NPs are qualified to formulate patient diagnosis and treatment plans. Nurse practitioners order diagnostic tests and prescribe medications. They take the “whole person” into account, not just the immediate ailment. NPs concentrate on patient-centered care. They are specifically trained to educate and support individuals and families, helping them change behaviors and make informed, individual choices about their health and their health care.
Q: How are nurse practitioners (NPs) different from physicians assistants (PAs)?
A: While NPs and PAs often appear to perform similar functions, there are important distinctions between these health care professionals.
Some physician assistants come to their education with a background in health care, but it is not a requirement. Rather than focusing on a specialty patient population, the PA certification process includes education that introduces the provider to the health care system and provides general education about the variety of skills needed for the PA to manage different types of patients. PAs work under the supervision of a physician.
Nurse practitioners have initial training and licensure as a registered nurse before pursuing advanced education and training. All NPs in the state of Maryland are masters-prepared providers. Nurse practitioner programs provide specialized education in a variety of clinical areas, providing in-depth education about a particular specialty. NPs may treat patients independently or in collaboration with a physician.
Q: What is the education of a nurse practitioner?
A: A Master's degree is required to sit for a national certification examination, which is mandatory for practice in the state of Maryland. The advanced education of the nurse practitioner includes both classroom education and over 500 hours of clinical training in the hospital or office setting.

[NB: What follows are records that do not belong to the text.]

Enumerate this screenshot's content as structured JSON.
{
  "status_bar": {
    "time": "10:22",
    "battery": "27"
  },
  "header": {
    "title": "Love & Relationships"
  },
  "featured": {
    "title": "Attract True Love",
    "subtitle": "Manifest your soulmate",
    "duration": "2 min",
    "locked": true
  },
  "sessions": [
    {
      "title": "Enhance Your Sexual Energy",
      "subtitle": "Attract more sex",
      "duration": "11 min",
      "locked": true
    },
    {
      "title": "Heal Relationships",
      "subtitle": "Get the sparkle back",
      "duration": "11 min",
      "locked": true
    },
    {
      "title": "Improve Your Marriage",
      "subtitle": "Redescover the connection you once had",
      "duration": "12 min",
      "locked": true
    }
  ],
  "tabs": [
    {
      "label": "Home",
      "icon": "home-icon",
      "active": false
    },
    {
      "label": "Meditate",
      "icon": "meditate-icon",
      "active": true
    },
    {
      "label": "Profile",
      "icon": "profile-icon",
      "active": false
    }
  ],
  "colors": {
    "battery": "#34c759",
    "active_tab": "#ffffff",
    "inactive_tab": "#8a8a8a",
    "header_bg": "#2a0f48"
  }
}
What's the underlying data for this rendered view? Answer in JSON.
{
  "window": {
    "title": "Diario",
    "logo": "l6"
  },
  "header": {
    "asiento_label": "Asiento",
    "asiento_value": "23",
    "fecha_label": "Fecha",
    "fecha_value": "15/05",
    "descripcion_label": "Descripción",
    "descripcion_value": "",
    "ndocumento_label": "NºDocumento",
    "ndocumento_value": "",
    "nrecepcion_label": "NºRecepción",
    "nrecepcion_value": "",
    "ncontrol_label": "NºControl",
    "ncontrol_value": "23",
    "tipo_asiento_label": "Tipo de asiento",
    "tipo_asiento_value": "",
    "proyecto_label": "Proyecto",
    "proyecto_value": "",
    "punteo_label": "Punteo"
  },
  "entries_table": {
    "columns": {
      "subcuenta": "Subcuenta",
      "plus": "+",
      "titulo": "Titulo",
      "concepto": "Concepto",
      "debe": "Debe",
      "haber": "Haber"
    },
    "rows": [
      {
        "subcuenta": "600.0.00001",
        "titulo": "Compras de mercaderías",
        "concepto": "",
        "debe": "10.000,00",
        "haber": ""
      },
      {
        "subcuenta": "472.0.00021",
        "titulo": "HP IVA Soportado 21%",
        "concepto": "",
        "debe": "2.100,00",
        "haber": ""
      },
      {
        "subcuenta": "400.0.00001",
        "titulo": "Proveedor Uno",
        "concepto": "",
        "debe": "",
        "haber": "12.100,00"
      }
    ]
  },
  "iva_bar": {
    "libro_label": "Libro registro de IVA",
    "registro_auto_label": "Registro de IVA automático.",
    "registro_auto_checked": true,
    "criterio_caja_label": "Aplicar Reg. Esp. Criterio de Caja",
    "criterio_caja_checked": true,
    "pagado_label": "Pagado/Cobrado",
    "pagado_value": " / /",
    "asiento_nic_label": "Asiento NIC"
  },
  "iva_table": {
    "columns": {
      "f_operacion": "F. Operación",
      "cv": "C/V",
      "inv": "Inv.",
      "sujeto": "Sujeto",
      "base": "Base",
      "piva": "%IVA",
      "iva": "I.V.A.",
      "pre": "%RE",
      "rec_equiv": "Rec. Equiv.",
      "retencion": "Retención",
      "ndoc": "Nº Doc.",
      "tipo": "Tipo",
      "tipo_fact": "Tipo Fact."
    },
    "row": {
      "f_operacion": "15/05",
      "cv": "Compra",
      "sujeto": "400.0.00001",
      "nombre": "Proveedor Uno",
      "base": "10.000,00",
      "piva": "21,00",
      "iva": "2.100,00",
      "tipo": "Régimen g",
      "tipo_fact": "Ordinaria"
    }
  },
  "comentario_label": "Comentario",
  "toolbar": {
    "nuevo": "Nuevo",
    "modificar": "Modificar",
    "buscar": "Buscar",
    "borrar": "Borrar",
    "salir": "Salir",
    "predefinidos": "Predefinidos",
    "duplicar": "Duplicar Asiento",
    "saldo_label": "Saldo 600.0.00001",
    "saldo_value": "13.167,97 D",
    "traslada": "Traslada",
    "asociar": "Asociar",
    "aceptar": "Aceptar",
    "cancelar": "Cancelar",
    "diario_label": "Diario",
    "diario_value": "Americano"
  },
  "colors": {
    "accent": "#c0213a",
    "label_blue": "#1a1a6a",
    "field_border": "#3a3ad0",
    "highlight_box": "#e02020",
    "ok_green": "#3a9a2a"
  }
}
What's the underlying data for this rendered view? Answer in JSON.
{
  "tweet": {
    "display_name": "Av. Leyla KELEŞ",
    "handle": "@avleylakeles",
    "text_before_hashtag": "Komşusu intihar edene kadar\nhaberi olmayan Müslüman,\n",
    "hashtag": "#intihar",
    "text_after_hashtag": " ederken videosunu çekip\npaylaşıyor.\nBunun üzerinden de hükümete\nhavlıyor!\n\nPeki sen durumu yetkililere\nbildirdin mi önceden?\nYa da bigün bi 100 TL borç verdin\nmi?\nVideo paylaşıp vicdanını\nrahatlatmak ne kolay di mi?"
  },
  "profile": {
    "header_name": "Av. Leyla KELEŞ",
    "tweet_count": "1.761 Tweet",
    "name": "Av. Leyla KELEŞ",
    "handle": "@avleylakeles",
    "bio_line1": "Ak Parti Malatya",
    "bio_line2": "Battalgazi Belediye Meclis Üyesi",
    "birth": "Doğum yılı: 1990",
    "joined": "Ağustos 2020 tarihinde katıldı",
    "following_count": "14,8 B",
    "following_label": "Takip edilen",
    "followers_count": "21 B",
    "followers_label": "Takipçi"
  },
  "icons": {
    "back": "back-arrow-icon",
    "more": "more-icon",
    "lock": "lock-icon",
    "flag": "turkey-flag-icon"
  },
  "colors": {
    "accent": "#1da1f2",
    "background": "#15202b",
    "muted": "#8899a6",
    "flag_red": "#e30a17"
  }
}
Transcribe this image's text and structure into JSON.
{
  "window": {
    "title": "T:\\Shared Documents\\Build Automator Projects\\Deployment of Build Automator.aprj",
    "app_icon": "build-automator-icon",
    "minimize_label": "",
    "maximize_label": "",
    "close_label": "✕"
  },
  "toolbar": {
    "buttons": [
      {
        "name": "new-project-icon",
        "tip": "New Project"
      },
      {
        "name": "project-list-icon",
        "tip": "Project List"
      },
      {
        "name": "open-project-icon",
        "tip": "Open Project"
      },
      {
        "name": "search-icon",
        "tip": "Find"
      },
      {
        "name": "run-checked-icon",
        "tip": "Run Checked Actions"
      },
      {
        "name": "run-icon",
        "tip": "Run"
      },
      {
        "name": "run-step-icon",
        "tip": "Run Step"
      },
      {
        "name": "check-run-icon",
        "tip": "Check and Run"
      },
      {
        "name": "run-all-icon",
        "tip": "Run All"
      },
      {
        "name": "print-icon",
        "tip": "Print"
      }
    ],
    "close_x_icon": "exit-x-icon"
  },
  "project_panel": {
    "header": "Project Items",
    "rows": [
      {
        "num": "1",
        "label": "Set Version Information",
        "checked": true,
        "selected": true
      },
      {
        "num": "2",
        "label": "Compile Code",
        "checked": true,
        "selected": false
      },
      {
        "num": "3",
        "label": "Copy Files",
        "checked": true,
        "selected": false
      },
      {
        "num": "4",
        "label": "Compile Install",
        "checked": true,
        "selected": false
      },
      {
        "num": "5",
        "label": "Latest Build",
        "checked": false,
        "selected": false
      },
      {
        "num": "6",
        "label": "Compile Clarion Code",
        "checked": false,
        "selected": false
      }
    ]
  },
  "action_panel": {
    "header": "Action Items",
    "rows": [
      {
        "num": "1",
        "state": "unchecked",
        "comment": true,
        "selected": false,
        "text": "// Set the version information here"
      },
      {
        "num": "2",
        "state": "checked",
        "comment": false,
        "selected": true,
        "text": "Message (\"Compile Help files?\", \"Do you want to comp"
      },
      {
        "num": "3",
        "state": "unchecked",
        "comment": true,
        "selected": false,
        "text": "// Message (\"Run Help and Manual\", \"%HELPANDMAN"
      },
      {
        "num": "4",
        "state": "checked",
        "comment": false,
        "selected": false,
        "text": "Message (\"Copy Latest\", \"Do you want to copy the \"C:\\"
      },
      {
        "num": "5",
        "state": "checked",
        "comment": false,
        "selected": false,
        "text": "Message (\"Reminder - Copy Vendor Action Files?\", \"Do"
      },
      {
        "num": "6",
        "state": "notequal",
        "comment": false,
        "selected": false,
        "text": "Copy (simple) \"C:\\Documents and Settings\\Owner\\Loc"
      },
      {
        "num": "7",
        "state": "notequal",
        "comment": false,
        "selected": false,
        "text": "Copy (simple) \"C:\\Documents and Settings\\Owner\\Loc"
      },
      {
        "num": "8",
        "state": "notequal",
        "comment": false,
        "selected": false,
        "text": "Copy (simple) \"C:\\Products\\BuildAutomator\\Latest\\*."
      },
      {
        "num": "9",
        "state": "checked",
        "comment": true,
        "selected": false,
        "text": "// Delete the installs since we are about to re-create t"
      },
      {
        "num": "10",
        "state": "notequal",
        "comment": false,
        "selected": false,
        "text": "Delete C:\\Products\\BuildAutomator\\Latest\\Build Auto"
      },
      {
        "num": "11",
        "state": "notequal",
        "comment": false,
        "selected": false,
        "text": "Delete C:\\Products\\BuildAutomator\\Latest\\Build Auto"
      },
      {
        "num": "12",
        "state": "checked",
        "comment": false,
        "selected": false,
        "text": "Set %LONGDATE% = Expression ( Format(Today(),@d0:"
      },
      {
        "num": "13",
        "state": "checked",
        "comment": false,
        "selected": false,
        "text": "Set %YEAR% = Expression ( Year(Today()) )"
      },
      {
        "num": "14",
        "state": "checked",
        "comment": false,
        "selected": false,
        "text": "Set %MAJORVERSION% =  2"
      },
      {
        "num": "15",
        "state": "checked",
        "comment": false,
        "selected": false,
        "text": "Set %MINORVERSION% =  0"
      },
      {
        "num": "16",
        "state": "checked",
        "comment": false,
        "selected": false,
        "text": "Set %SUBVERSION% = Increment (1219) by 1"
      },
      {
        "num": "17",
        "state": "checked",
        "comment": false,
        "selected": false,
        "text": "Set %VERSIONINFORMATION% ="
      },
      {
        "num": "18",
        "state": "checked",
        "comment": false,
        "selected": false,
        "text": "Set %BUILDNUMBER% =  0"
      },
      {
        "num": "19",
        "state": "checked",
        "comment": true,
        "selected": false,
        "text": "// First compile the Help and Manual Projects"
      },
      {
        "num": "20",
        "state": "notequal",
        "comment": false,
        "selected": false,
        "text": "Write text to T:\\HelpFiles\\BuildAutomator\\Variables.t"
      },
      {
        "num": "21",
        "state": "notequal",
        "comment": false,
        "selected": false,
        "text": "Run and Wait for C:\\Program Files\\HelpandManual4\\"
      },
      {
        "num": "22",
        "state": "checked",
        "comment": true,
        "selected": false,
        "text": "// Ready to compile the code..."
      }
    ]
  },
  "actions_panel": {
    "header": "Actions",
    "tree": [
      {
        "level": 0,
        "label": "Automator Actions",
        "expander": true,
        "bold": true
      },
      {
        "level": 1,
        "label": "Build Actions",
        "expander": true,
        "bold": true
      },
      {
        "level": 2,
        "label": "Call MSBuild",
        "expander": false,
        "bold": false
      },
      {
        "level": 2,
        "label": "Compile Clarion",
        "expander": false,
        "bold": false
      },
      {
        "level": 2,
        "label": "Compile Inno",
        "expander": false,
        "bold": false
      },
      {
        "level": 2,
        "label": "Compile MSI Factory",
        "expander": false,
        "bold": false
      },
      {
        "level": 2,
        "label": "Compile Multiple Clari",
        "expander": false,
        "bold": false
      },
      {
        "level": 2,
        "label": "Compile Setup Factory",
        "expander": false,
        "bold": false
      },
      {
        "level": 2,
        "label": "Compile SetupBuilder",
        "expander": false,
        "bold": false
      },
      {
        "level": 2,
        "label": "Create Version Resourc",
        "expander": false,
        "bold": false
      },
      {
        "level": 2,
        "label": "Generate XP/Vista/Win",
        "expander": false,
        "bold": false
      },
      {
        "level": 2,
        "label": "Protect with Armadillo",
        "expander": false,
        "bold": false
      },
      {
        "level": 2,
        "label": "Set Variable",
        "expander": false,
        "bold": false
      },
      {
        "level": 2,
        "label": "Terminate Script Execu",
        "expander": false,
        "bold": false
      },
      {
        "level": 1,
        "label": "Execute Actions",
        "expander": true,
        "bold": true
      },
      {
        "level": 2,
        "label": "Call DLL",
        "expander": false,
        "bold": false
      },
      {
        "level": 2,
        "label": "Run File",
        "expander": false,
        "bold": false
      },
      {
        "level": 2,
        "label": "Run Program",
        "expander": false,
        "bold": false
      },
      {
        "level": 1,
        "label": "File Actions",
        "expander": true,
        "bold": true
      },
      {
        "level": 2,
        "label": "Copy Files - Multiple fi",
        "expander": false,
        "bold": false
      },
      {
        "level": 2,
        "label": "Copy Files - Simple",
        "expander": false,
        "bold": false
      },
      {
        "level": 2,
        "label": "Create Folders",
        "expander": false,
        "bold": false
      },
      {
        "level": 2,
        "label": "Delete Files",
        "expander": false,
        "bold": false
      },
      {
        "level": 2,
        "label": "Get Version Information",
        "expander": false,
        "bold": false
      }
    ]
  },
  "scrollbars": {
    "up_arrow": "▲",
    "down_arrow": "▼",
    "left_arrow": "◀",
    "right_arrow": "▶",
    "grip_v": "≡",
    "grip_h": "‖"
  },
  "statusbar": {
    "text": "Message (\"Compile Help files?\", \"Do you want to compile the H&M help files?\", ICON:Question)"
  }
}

Q: What is the nurse practitioners' relationship with physicians?
A: NPs practice in collaboration with a physician. This means that every patient cared for by a nurse practitioner has a team of providers considering the case and discussing treatment strategies. Acute care nurse practitioners work collaboratively with their physician colleagues in the hospital setting, while pediatric nurse practitioners see patients in the hospital setting or in the outpatient office. Adult, family and geriatric NPs may treat patients in the outpatient setting or nursing home in conjunction with their collaborating physician. Psychiatric NPs manage patients with behavioral disorders in a variety of settings.
Q: Can anyone see a Nurse Practitioner?
A: Yes. People interested in being treated by a NP can ask their current health care provider if a NP works in that office, and ask for an appointment to meet the NP.
This page was last updated: October 22, 2013